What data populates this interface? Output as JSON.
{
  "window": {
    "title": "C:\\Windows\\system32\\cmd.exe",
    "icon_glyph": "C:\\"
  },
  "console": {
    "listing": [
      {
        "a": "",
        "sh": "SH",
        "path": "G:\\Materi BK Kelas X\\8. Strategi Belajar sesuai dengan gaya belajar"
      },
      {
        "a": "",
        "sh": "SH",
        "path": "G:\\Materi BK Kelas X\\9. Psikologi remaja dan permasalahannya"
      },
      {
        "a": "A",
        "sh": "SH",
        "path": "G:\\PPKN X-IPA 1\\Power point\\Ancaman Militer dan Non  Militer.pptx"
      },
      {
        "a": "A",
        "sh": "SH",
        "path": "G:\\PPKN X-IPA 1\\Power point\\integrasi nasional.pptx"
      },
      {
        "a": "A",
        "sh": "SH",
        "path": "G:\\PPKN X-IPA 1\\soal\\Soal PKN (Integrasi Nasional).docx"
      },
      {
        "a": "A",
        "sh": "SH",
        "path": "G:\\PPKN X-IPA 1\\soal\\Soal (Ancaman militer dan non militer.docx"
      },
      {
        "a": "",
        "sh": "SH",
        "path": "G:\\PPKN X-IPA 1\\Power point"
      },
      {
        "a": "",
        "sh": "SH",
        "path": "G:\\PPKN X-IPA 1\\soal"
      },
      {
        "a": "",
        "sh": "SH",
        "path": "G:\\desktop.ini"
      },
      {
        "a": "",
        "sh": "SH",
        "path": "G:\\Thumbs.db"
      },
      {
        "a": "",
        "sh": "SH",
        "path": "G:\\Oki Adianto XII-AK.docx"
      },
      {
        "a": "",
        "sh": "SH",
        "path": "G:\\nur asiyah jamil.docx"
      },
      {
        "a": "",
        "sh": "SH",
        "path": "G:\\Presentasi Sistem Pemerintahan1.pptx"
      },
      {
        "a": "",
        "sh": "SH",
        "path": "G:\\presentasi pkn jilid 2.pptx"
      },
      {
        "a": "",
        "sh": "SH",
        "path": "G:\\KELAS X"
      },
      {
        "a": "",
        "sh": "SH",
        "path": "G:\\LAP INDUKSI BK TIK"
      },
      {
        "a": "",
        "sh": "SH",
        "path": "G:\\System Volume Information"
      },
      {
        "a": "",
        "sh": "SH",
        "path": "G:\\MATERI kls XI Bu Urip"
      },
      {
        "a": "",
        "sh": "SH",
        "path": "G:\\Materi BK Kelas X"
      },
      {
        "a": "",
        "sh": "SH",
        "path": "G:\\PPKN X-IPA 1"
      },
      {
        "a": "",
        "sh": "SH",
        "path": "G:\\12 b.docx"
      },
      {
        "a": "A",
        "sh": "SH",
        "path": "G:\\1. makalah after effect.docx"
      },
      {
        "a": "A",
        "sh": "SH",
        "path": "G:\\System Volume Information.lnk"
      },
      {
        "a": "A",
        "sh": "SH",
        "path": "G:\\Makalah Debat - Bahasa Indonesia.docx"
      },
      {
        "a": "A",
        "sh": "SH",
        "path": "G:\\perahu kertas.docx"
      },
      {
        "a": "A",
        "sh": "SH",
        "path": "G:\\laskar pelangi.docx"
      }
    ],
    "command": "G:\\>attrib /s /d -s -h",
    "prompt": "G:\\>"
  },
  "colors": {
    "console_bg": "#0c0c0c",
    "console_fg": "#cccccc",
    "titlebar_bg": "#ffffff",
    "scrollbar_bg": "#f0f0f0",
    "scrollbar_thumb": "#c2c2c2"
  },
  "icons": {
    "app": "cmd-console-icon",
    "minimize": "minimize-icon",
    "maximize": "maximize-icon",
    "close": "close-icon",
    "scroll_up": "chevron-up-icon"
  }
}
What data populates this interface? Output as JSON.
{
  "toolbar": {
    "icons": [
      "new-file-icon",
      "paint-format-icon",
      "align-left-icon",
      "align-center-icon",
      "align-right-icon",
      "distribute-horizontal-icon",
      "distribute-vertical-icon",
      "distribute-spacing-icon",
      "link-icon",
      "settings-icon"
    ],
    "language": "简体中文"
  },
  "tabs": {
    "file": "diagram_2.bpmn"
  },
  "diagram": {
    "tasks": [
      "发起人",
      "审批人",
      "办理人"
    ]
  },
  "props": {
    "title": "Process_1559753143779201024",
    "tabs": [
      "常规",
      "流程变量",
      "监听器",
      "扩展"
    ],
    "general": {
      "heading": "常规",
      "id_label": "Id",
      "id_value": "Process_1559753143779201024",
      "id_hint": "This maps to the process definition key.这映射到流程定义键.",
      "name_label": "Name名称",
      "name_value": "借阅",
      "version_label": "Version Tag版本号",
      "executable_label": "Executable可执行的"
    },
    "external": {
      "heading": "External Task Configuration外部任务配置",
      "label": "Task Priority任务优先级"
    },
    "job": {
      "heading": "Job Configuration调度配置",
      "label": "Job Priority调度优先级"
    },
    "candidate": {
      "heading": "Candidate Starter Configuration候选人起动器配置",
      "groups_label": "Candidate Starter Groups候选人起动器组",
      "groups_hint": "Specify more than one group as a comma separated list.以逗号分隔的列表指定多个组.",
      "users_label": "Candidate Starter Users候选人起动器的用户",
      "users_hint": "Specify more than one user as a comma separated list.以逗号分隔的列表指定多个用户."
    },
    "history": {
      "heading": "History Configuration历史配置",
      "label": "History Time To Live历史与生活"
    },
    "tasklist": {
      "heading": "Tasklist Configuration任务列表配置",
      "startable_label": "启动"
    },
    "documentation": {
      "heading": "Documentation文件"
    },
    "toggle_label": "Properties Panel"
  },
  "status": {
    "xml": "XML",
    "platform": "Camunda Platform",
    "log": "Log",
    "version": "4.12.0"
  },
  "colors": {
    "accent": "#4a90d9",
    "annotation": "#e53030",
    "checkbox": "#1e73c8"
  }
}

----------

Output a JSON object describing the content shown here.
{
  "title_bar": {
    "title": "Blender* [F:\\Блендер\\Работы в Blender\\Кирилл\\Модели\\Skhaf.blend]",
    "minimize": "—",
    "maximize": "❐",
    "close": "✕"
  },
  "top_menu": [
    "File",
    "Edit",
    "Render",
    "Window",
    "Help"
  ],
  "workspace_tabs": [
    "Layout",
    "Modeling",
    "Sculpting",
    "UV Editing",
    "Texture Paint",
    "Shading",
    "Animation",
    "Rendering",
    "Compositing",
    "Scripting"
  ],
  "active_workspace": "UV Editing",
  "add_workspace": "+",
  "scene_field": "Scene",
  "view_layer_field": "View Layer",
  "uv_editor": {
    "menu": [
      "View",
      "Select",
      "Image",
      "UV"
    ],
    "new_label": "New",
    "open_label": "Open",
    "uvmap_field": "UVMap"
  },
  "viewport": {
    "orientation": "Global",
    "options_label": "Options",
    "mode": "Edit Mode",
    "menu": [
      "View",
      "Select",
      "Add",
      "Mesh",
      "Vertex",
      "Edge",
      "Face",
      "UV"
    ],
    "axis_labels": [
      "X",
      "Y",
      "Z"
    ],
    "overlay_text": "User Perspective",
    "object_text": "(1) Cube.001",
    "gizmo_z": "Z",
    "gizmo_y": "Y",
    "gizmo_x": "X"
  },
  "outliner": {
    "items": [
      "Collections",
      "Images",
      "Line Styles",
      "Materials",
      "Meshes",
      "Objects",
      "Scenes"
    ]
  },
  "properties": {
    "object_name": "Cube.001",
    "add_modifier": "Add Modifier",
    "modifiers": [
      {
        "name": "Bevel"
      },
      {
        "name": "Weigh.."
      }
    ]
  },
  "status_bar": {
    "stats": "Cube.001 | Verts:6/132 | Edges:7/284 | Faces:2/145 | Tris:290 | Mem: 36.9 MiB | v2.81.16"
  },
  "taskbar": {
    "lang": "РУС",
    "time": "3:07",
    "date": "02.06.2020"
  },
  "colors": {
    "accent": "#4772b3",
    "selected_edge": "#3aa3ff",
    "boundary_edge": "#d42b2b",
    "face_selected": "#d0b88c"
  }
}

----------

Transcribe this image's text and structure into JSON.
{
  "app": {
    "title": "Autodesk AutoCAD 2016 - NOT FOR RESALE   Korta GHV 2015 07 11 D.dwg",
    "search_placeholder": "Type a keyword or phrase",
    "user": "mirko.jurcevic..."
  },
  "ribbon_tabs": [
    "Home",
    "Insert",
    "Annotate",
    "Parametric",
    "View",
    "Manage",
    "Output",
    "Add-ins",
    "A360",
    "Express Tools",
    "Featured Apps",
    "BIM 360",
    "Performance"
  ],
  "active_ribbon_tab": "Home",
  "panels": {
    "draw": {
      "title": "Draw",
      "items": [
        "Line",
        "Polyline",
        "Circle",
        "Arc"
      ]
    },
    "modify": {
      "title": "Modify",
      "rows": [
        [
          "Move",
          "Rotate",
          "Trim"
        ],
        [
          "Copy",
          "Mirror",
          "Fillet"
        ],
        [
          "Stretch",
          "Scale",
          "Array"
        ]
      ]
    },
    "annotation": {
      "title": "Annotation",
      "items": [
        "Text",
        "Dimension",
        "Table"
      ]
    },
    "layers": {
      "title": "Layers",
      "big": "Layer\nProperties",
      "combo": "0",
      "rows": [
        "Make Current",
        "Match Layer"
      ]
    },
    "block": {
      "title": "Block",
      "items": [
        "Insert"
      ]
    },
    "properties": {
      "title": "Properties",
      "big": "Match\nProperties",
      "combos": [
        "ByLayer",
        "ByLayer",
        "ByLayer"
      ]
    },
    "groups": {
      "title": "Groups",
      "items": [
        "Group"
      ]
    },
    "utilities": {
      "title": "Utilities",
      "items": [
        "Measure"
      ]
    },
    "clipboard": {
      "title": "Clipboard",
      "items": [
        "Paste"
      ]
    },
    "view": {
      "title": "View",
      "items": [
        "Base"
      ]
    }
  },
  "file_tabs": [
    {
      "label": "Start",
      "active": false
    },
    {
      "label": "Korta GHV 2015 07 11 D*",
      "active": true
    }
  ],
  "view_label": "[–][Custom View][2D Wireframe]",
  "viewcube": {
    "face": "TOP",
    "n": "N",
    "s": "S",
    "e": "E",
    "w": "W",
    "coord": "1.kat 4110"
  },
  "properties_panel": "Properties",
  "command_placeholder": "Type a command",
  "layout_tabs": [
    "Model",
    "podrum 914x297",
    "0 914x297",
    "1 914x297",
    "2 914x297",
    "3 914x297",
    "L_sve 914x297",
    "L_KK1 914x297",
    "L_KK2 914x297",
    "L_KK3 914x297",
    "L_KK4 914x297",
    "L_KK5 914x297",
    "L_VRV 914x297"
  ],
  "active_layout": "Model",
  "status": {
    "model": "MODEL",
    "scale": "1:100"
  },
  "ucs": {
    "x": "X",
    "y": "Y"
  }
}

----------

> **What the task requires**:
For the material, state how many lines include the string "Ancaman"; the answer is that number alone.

> **Result below**:
2